Protein sheds light on higher liver cancer rates in men
A protein that promotes inflammation may be linked to the higher rates of liver cancer in men than women, according to new research.
Hepatocellular carcinoma (HCC), which accounts for the majority of liver cancers in humans, is three to five times more likely to occur in men than women.
In an attempt to discover the reasons for this difference, researchers at the University of California, San Diego (UCSD) School of Medicine conducted a small-scale study in mice.
The study, published in the journal Science, focused on a protein called interleukin (IL-6), which contributes to the chronic liver inflammation believed by some researchers to lead to cancer development.

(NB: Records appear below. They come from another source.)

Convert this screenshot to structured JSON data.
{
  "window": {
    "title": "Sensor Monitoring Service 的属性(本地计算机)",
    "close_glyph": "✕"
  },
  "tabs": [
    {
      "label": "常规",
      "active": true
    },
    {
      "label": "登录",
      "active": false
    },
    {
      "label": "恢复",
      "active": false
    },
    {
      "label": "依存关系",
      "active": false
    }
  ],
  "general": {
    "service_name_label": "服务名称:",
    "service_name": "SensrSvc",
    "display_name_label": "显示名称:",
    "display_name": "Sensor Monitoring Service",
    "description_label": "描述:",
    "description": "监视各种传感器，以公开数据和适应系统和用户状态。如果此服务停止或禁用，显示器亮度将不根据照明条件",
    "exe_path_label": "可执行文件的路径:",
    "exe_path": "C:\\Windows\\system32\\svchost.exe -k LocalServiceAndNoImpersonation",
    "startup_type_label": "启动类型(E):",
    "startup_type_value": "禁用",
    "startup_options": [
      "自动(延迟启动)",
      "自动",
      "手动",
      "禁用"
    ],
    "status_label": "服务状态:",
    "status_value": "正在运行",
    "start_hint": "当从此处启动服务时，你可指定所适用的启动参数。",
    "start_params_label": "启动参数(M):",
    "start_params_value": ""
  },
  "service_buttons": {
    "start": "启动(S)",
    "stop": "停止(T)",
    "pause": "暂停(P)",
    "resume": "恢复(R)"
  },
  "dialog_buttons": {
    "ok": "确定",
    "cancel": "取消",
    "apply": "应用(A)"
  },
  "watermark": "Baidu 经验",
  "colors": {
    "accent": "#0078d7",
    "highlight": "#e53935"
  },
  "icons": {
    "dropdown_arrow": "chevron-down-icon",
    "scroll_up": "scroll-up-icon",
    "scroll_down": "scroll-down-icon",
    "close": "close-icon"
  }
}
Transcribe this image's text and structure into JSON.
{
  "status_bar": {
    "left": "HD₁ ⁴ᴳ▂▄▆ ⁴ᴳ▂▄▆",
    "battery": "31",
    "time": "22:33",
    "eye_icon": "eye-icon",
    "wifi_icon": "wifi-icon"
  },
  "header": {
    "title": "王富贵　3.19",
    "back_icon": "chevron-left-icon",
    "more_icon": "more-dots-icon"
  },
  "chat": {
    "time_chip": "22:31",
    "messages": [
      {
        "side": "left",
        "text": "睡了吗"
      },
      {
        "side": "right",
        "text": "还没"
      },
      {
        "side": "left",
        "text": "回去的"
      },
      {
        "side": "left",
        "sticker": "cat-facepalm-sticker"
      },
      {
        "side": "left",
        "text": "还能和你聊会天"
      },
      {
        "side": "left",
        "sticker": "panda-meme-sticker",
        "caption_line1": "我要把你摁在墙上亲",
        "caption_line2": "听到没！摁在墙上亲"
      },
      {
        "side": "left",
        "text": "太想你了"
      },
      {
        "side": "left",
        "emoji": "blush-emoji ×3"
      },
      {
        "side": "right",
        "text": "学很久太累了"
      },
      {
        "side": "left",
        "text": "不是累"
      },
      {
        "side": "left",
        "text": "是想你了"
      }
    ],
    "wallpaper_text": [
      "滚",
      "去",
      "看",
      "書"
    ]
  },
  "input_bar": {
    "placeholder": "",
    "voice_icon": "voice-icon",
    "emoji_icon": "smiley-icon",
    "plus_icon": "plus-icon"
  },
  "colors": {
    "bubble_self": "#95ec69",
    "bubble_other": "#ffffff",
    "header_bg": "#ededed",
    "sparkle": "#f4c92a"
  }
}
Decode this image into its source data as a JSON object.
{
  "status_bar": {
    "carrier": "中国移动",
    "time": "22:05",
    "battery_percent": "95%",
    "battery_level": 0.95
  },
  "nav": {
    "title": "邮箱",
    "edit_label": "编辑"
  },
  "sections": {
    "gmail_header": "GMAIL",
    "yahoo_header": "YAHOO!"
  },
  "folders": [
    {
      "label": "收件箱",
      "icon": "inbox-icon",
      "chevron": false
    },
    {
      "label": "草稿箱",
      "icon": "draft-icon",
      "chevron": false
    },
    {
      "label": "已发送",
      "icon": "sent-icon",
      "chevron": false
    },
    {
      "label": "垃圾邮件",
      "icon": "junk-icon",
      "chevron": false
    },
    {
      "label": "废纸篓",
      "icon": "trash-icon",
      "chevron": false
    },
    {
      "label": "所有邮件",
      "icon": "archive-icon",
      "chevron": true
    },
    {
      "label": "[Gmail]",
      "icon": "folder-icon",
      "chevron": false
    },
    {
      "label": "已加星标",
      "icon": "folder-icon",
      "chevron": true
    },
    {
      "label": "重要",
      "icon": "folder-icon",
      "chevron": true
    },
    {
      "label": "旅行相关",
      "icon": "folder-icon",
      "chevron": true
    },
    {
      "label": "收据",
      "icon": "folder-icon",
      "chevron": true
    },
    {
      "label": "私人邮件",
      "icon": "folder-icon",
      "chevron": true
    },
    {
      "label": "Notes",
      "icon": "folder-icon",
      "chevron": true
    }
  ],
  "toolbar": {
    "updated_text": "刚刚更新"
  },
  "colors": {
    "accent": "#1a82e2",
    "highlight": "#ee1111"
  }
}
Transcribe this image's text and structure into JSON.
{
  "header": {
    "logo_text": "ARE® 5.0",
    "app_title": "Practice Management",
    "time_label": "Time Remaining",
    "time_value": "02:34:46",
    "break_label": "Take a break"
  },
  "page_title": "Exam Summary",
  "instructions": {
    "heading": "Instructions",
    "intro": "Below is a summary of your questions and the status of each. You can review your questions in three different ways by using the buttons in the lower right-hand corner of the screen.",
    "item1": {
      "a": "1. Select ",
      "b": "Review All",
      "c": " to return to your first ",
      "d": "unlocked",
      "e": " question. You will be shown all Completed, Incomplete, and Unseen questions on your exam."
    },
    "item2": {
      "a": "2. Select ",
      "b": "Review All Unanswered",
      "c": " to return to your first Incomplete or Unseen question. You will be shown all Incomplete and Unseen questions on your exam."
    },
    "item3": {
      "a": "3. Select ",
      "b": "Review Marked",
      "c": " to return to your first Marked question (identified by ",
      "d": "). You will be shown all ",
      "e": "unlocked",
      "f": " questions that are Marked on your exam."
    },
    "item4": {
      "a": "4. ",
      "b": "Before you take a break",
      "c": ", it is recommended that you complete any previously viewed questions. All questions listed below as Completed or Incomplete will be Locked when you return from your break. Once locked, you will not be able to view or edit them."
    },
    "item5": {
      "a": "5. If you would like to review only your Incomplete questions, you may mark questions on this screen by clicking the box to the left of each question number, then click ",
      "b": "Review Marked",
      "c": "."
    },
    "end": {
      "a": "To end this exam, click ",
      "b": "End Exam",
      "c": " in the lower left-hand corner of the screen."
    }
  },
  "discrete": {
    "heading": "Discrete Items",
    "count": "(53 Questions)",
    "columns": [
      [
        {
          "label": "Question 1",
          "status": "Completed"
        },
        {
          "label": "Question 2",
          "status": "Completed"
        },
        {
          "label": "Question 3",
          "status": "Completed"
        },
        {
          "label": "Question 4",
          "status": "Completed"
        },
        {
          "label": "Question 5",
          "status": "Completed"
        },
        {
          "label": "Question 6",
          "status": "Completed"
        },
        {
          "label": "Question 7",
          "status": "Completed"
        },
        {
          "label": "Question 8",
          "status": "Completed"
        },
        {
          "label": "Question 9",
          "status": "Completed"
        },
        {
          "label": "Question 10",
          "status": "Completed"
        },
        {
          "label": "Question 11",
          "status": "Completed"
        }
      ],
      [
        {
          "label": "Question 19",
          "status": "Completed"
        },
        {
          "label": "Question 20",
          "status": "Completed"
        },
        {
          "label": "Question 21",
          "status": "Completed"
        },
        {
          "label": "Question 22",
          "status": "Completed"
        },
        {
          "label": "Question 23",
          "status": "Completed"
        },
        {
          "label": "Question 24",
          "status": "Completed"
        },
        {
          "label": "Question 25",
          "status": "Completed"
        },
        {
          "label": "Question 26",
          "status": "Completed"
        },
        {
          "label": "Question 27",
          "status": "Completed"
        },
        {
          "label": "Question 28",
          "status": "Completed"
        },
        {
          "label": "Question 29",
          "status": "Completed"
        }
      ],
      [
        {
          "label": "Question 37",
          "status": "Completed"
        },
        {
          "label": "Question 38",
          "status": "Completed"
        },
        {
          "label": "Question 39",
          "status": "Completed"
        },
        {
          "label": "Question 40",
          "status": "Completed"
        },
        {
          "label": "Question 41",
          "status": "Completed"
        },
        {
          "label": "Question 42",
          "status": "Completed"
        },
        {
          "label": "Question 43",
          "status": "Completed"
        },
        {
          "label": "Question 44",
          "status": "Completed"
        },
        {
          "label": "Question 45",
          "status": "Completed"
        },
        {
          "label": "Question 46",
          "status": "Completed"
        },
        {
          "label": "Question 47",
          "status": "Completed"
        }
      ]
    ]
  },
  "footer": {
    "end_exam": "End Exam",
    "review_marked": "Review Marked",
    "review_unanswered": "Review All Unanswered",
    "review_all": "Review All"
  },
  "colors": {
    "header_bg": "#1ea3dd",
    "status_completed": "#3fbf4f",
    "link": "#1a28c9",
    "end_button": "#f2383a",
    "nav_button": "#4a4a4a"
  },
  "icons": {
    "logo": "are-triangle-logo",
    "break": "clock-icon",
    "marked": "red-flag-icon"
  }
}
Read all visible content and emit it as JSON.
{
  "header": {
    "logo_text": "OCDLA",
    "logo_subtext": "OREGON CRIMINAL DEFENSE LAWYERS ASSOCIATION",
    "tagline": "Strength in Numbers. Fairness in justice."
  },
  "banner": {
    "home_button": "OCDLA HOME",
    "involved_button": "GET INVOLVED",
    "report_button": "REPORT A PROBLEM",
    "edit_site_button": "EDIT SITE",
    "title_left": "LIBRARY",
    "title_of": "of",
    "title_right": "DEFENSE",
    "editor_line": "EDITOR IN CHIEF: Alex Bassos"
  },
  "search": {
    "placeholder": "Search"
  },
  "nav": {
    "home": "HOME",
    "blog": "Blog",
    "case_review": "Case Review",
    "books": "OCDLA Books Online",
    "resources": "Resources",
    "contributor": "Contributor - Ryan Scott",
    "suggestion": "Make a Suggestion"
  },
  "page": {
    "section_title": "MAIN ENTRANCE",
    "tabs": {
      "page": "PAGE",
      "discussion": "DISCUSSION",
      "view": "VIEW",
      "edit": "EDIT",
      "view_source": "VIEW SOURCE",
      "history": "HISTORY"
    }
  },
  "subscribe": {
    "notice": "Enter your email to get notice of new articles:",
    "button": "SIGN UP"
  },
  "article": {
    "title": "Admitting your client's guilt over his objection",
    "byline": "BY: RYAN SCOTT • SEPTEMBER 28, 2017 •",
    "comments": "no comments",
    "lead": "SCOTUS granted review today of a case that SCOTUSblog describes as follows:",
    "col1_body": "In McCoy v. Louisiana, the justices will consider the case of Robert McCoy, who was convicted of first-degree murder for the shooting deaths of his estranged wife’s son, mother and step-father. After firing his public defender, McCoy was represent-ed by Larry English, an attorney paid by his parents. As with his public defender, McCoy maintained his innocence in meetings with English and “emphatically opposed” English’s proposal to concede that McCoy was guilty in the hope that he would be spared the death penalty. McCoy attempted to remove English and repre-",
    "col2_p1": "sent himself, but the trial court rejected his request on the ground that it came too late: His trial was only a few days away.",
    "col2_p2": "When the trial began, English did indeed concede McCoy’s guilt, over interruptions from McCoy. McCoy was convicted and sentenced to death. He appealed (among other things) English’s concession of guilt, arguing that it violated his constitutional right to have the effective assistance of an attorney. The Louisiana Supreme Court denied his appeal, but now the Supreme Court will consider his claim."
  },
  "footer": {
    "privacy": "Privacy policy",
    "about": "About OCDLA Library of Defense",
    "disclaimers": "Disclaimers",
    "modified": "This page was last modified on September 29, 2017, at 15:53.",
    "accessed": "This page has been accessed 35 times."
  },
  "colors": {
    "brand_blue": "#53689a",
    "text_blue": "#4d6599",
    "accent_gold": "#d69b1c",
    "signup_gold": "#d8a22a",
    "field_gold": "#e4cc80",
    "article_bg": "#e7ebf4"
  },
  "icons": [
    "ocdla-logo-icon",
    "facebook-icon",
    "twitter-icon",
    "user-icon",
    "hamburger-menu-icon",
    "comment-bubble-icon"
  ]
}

The researchers, led by Dr Michael Karin, professor of pharmacology in UCSD's Laboratory of Gene Regulation and Signal Transduction, used a cancer-causing chemical called 'DEN' to induce liver cancer in mice, resulting in all of the male mice, but just ten to 20 per cent of female mice, developing cancer.
Female mice were found to produce far less IL-6 than the males, and eliminating IL-6 in male mice reduced the incidence of liver cancer by nearly 90 per cent, Dr Karin revealed.
The researchers then treated male mice with oestrogen and found that the oestrogen blocked production of the IL-6 protein, decreasing both their IL-6 levels and the degree of liver injury to the same level as female mice.
They suggest that a similar mechanism may be responsible for the higher incidence of liver cancer in male humans than females and suggest that reducing the levels of IL-6 in males, interfering with the protein's action, or administering oestrogen-like compounds to inhibit its production may lead to new liver cancer therapies.
Study author Willscott Naugler, clinical instructor in UCSD's department of medicine, commented: "While some organs, such as breasts, are clearly influenced by gender, others - like the liver - are not.
"So it's quite interesting that liver inflammation is so markedly suppressed by oestrogens," he continued.
"It raises the possibility that organs not usually associated with gender differences may be governed by the same principle. Bladder cancer, for example, occurs more frequently in males than females, and the differences may be a result of higher IL-6 levels and inflammation in male bladders."